* TASK ITEM: If a line of the records contains the word "RELACION", list it.

[[ DATA FOR THIS TASK open ]]

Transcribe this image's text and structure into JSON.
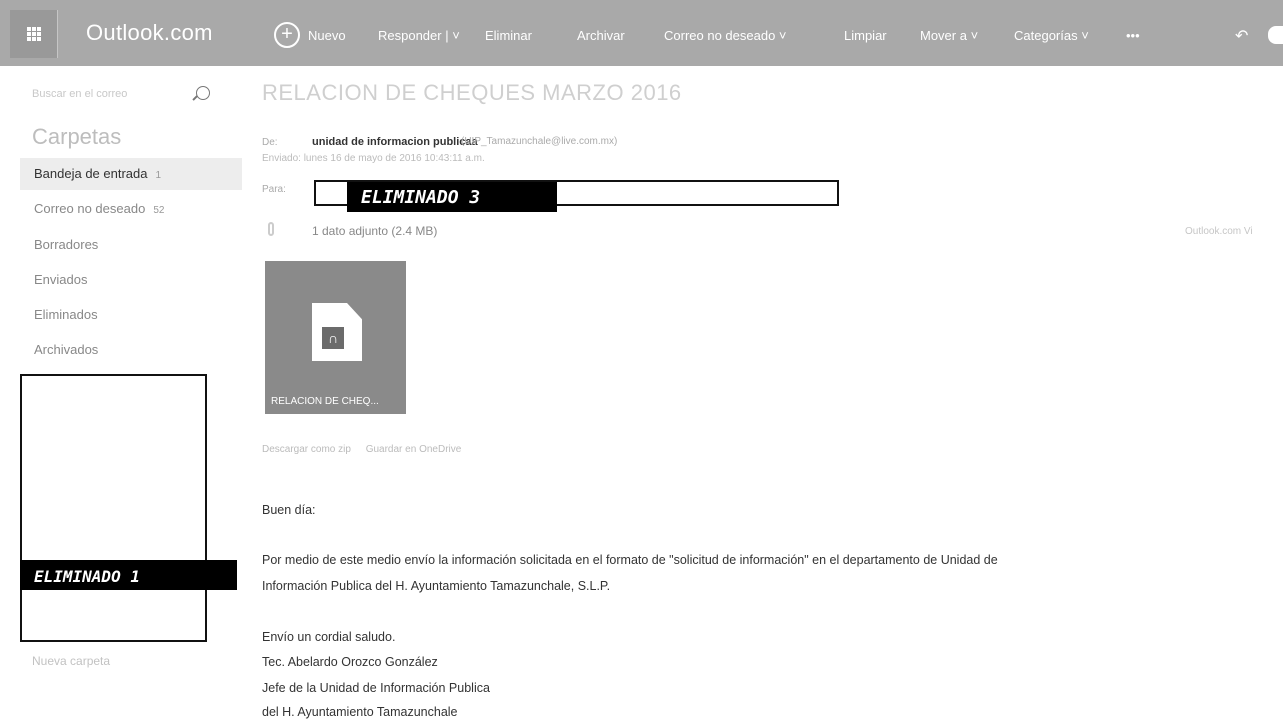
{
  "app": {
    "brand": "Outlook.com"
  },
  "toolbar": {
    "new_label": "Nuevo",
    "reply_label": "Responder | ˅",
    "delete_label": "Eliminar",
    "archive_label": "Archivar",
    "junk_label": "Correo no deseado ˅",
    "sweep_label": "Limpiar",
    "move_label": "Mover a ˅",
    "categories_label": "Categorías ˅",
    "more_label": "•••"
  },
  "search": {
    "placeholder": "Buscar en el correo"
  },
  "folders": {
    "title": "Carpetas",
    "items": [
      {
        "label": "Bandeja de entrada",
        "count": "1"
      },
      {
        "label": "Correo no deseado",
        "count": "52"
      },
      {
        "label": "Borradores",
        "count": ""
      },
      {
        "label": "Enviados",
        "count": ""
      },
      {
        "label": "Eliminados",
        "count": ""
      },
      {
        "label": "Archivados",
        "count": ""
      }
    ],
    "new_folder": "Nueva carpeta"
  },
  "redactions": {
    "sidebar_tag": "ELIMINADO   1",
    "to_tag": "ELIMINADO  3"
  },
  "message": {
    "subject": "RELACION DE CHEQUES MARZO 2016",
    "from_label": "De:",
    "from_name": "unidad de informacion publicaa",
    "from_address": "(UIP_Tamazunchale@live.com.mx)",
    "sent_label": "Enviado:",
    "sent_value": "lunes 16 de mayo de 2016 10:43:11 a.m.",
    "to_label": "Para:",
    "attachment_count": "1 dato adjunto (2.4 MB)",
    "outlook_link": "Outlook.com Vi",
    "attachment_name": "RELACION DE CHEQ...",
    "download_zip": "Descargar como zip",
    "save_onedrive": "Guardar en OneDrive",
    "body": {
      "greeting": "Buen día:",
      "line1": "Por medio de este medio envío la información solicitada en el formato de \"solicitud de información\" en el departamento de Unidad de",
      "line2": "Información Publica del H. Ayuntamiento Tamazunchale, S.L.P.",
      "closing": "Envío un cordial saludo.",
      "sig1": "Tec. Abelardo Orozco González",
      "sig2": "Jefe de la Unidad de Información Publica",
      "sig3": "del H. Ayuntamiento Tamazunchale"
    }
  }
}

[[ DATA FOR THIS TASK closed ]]
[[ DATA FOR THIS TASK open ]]

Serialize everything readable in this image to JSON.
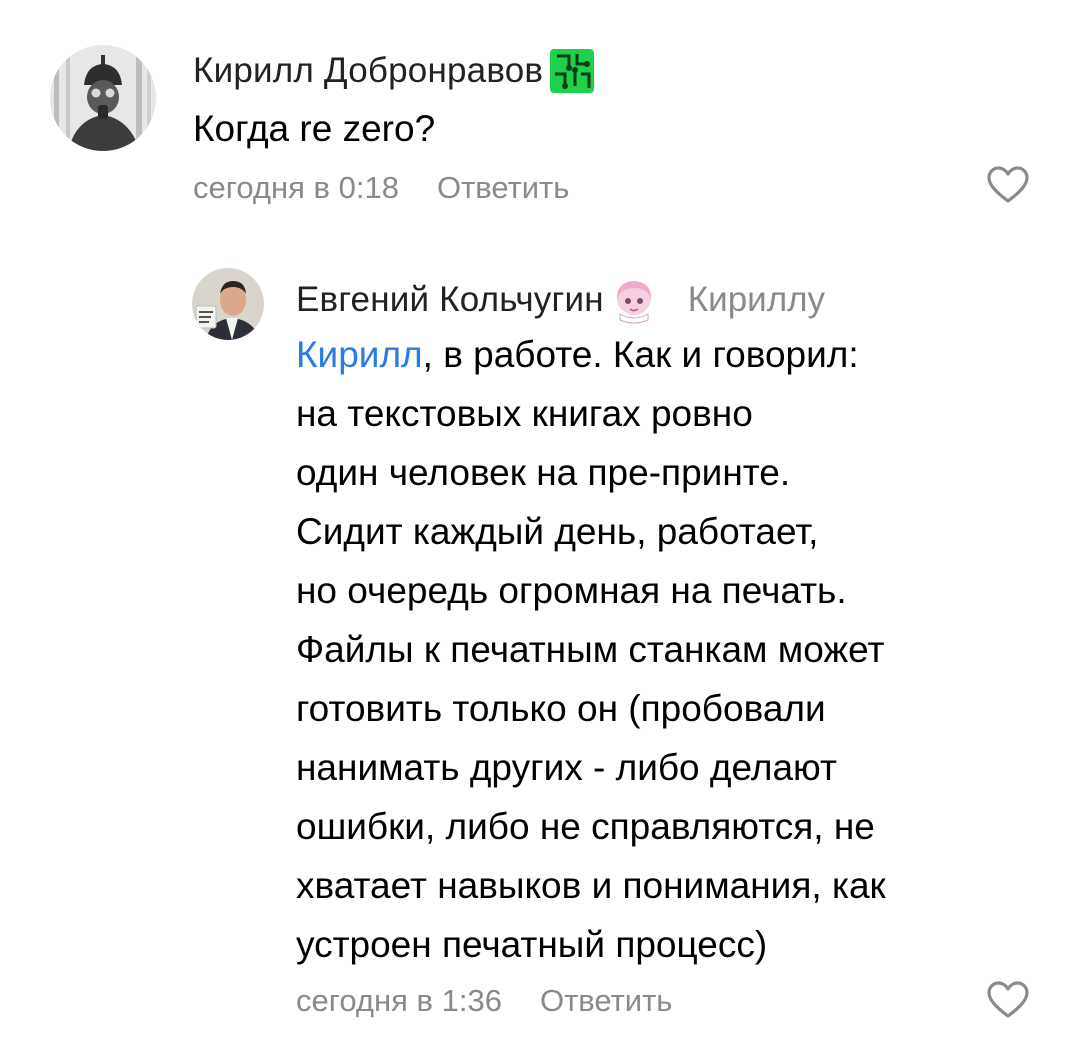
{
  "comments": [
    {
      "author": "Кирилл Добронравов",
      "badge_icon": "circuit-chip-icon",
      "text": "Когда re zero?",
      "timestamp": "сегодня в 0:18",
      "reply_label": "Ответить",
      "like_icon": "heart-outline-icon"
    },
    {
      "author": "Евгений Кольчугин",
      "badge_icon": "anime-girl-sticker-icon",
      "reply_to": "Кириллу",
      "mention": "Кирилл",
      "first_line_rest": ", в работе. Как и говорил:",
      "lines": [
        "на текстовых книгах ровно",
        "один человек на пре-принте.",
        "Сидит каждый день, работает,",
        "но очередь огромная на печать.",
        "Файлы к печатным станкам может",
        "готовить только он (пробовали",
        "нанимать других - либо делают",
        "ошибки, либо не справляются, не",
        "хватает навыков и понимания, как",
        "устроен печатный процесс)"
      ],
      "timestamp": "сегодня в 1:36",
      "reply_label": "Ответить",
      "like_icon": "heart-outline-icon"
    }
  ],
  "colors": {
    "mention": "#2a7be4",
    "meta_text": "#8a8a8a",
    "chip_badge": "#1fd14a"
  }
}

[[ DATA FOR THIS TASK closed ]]

* RESULT BELOW:
    "subject": "RELACION DE CHEQUES MARZO 2016",
    "attachment_name": "RELACION DE CHEQ...",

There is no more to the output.